This was inevitable. With the Cold War many years behind us, and only a few important regional wars (Iraq, Afghanistan, Libya) going on, the Security Council needs some kind of permanent, global crisis to justify its existence. Mission Creep thy name is Climate Change.
Germany called the special meeting via a “concept note” titled “Maintenance of international peace and security — the impact of climate change.” It outlines all the shopworn cliches about how global warming will intensify conflicts over food and water and, via accelerated sea-level rise, turn millions of people living in coastal communities and small island nations into climate refugees.
An obvious question for the German delegation is why now? Maybe they haven’t heard, but there’s been no net global warming in nearly 15 years!
They’re also behind the times on climate refugees. As discussed in an earlier post, the UN Environment Program (UNEP) predicted in 2005 that warming-induced flooding, famine, and water shortages could drive as many as 50 million people from their homes by 2010. Not only did waves of refugees fail to materialize, but several areas UNEP thought would be hardest hit by global warming experienced rapid population growth.
Okay, but what about the future? Supposedly, global warming will exacerbate conflict and instability in poverty-stricken regions where people already struggle to feed themselves and cope with extreme weather, disease, and drought. But as economist Indur Goklany shows, even the UK Government’s Stern Review report, the most pessimistic assessment of climate change impacts under the UN IPCC’s high-end warming scenario (A1FI), implies that, despite climate change, developing countries in 2100 will be richer — and thus better able to adapt to climate change — than industrial countries are today.

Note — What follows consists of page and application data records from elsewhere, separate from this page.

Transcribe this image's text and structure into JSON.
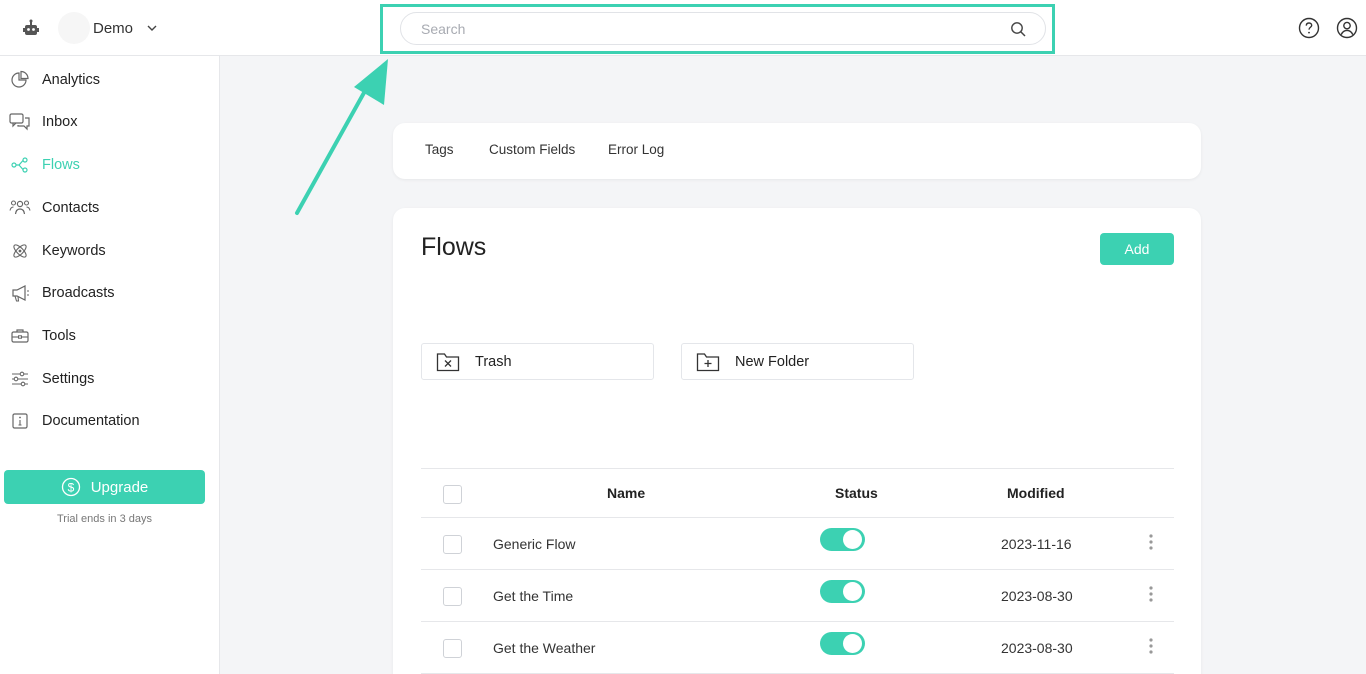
{
  "header": {
    "workspace_name": "Demo",
    "search_placeholder": "Search"
  },
  "sidebar": {
    "items": [
      {
        "label": "Analytics",
        "icon": "pie-chart-icon",
        "active": false
      },
      {
        "label": "Inbox",
        "icon": "chat-bubbles-icon",
        "active": false
      },
      {
        "label": "Flows",
        "icon": "share-nodes-icon",
        "active": true
      },
      {
        "label": "Contacts",
        "icon": "people-icon",
        "active": false
      },
      {
        "label": "Keywords",
        "icon": "atom-icon",
        "active": false
      },
      {
        "label": "Broadcasts",
        "icon": "megaphone-icon",
        "active": false
      },
      {
        "label": "Tools",
        "icon": "toolbox-icon",
        "active": false
      },
      {
        "label": "Settings",
        "icon": "sliders-icon",
        "active": false
      },
      {
        "label": "Documentation",
        "icon": "info-icon",
        "active": false
      }
    ],
    "upgrade_label": "Upgrade",
    "trial_text": "Trial ends in 3 days"
  },
  "tabs": [
    "Tags",
    "Custom Fields",
    "Error Log"
  ],
  "flows": {
    "title": "Flows",
    "add_label": "Add",
    "folders": [
      {
        "label": "Trash",
        "icon": "folder-x-icon"
      },
      {
        "label": "New Folder",
        "icon": "folder-plus-icon"
      }
    ],
    "columns": {
      "name": "Name",
      "status": "Status",
      "modified": "Modified"
    },
    "rows": [
      {
        "name": "Generic Flow",
        "status_on": true,
        "modified": "2023-11-16"
      },
      {
        "name": "Get the Time",
        "status_on": true,
        "modified": "2023-08-30"
      },
      {
        "name": "Get the Weather",
        "status_on": true,
        "modified": "2023-08-30"
      }
    ]
  },
  "colors": {
    "accent": "#3cd1b2",
    "active_nav": "#3cd1b2"
  }
}
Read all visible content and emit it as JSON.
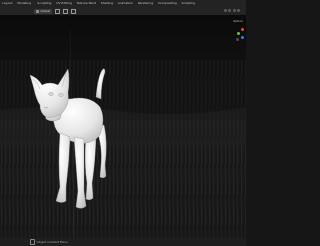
{
  "workspace_tabs": [
    "Layout",
    "Modeling",
    "Sculpting",
    "UV Editing",
    "Texture Paint",
    "Shading",
    "Animation",
    "Rendering",
    "Compositing",
    "Scripting"
  ],
  "viewport_header": {
    "transform_orientation": "Global"
  },
  "viewport": {
    "corner_label": "Option"
  },
  "status_bar": {
    "context_hint": "Object Context Menu"
  },
  "colors": {
    "background": "#111111",
    "model_fill": "#e8e8e8",
    "gizmo_x": "#e04a4a",
    "gizmo_y": "#6fbf3e",
    "gizmo_z": "#3f7ad8"
  },
  "icons": [
    "mouse-icon",
    "navigation-gizmo"
  ]
}
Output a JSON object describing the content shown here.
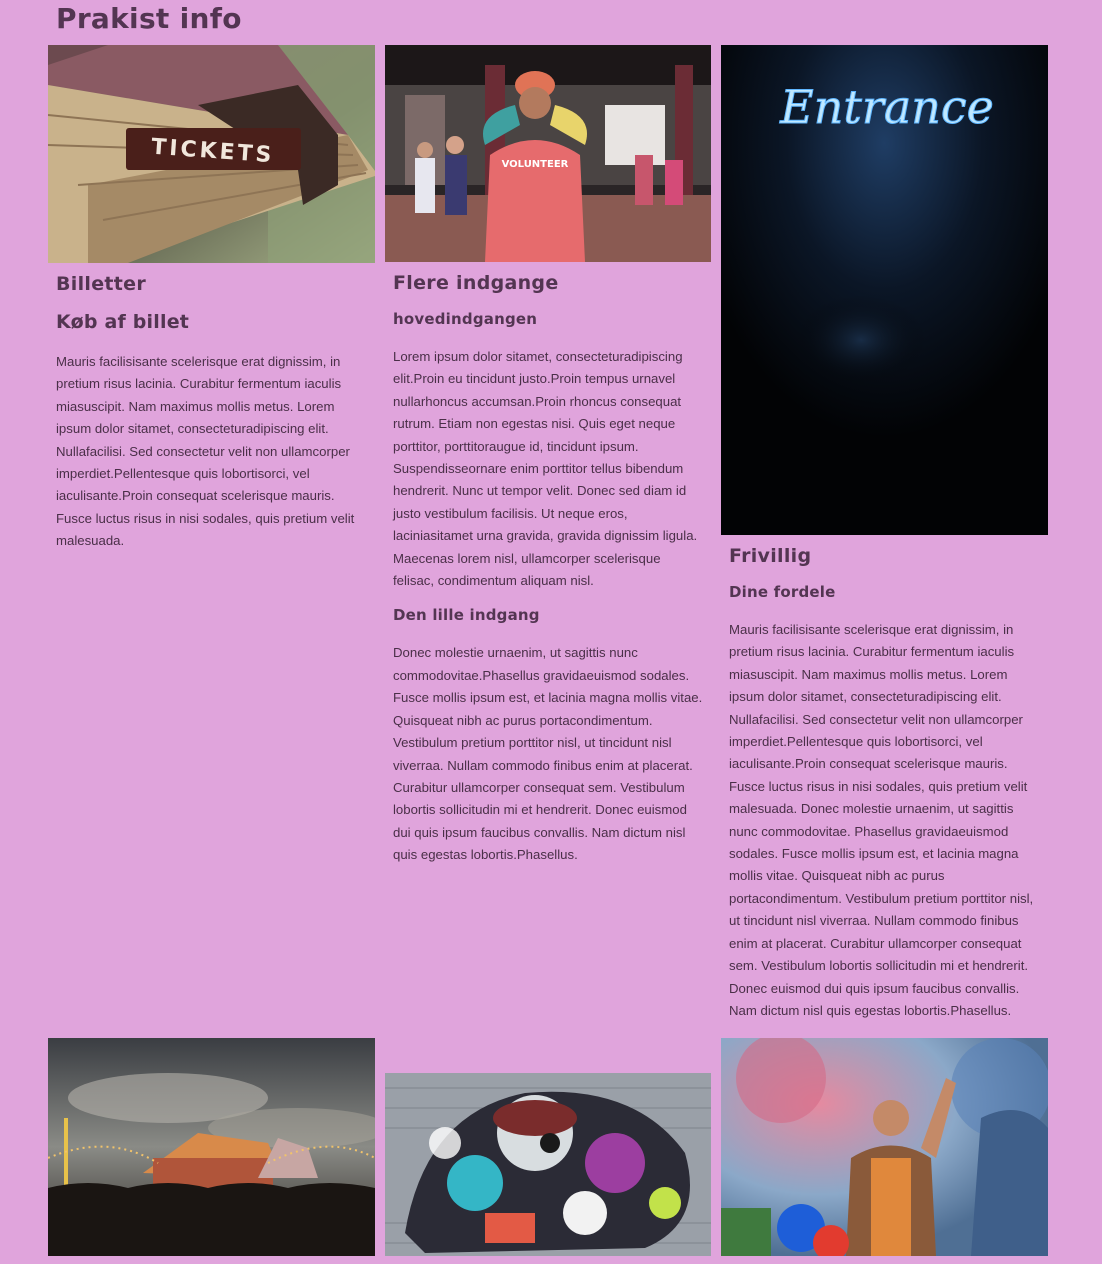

Specifically, in the Stern Review worst case, developing country per capita GDP increases from $900 in 1990 to $61,500 in 2100. For perspective, Goklany notes (p. 17) that in 2006, GDP per capita was $19,300 for industrialized countries, $30,100 for the United States, and $1,500 for developing countries. In addition to being wealthier, future generations are bound to develop superior technologies in such critical endeavors as agriculture, medicine, water resource management, and disaster preparedness. So climate change is unlikely to be an important “threat multiplier” in the decades ahead.
Besides, is it even true that environmental stresses are a significant cause of armed conflict? Science journalist Wendy Barnaby found that, in the water-stressed, conflict-prone Middle East, Israel and her Arab neighbors have cooperated rather than fought over water. One reason is that the region’s nations import more “virtual water” in the form of grain than flows down the Nile River.
A new Cato Institute book, Climate Coup, has a superb chapter on global warming as a security threat. The author, Ivan Eland, points out that even if global warming does decrease agricultural production in some countries, this would not necessarily lead to conflict:
But some nations’ agricultural production will increase because of warming, and others will decline. This production differential will make it profitable to sell grain from those in surplus to those in deficit. Throughout history, markets and trade have survived wars, political upheaval, natural disasters, and pandemic diseases. Where there is a willing buyer and seller, there is usually an incentive to trade.
Eland also points out that, in the modern world, people with empty bellies are usually not the ones to launch wars of aggression: “widespread hunger reduces the capacity of nations or groups to make war effectively.”
According to the Guardian, “Small island states, which could disappear beneath rising seas, are pushing the Security Council to intervene to combat the threat to their existence.” So, the tail that’s wagging the dog is the same gang of mini-states who have hyped the threat of sea-level rise to demand multi-billion dollar climate reparations from Uncle Sucker and other industrial nations.
The Security Council is a relic from the Cold War. Clearly, these folks don’t have enough to do. The Security Council, of course, would not be the first UN body to turn fear of climate change into a lifetime meal ticket.